Aim: To compare crime trends in New South Wales (NSW), Australia, New Zealand, Canada, the USA, England and Wales, and Scandinavia.
Method: Trend data were extracted from publications and online data repositories. Population counts were used to calculate rates from crime counts as required. Violent and property crime series were presented for the period 1995 to 2014 (where requisite data were available).
Results: Rates of recorded property crime have fallen almost continuously since 2003 in all jurisdictions considered in this paper; property crime has fallen since the mid-1990s or earlier in New Zealand, Canada, and the USA, and since 2001 in NSW. Violent crime rates have also trended downwards in most jurisdictions, but over a shorter period than for property crime, for example since 2000 in Canada, 2007 in NSW, and 2010 in New Zealand. Available data suggest that these falls followed longer-term increases in both property and violent crime. The interpretation of these data is complicated by variation around these general trends (e.g. homicide vs. sexual assault) and methodological variation within and between series.

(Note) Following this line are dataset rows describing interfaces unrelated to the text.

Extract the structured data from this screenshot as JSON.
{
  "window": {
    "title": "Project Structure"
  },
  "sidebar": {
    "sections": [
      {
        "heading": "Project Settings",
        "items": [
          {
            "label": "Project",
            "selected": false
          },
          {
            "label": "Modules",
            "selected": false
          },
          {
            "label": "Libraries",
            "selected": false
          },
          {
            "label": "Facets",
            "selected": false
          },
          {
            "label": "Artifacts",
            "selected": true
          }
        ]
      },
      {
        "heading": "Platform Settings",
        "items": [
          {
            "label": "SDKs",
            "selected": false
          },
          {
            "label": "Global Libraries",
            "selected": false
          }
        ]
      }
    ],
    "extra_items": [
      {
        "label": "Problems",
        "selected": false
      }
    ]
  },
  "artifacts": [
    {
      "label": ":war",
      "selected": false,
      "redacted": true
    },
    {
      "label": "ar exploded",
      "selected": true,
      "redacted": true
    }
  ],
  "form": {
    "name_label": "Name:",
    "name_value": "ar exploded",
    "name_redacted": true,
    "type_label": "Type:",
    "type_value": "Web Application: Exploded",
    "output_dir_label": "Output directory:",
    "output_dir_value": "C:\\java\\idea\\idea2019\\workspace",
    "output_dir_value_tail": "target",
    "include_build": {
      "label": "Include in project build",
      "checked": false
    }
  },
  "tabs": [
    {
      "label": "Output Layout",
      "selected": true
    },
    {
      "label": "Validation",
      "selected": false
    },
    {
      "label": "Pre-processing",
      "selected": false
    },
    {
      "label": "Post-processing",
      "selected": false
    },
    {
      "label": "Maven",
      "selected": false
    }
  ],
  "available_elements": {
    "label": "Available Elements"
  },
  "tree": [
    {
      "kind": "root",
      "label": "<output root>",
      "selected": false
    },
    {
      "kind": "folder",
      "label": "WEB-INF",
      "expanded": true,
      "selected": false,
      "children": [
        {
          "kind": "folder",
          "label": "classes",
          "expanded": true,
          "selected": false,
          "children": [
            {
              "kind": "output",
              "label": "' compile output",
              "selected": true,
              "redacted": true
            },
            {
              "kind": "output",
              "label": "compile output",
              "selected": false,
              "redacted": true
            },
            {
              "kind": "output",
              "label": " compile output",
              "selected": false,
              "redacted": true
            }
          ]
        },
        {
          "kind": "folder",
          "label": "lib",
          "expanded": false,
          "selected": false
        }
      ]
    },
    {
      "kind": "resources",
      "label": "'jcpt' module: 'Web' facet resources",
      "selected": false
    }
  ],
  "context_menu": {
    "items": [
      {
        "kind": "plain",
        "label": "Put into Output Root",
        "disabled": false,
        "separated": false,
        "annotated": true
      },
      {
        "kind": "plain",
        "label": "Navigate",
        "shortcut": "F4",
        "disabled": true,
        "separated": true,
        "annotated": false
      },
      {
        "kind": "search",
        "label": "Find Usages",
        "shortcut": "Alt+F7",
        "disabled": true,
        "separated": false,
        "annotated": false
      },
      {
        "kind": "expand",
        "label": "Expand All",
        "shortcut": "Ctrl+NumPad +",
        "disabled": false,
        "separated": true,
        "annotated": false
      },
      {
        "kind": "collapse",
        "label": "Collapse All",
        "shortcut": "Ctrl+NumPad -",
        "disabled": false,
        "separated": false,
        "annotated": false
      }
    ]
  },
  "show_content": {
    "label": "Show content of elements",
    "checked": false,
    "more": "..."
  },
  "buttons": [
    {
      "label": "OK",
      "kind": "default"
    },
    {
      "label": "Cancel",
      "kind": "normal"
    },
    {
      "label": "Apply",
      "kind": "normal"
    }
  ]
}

Conclusion: Long-term crime data have major limitations but nonetheless show rates of recorded violent and property crime are in widespread decline. These falls began later in NSW than in most jurisdictions. The violent crime decline is a more recent phenomenon and has been less pronounced and less consistent across jurisdictions than the fall in property crime; violent crime began to fall earlier in NSW than in New Zealand.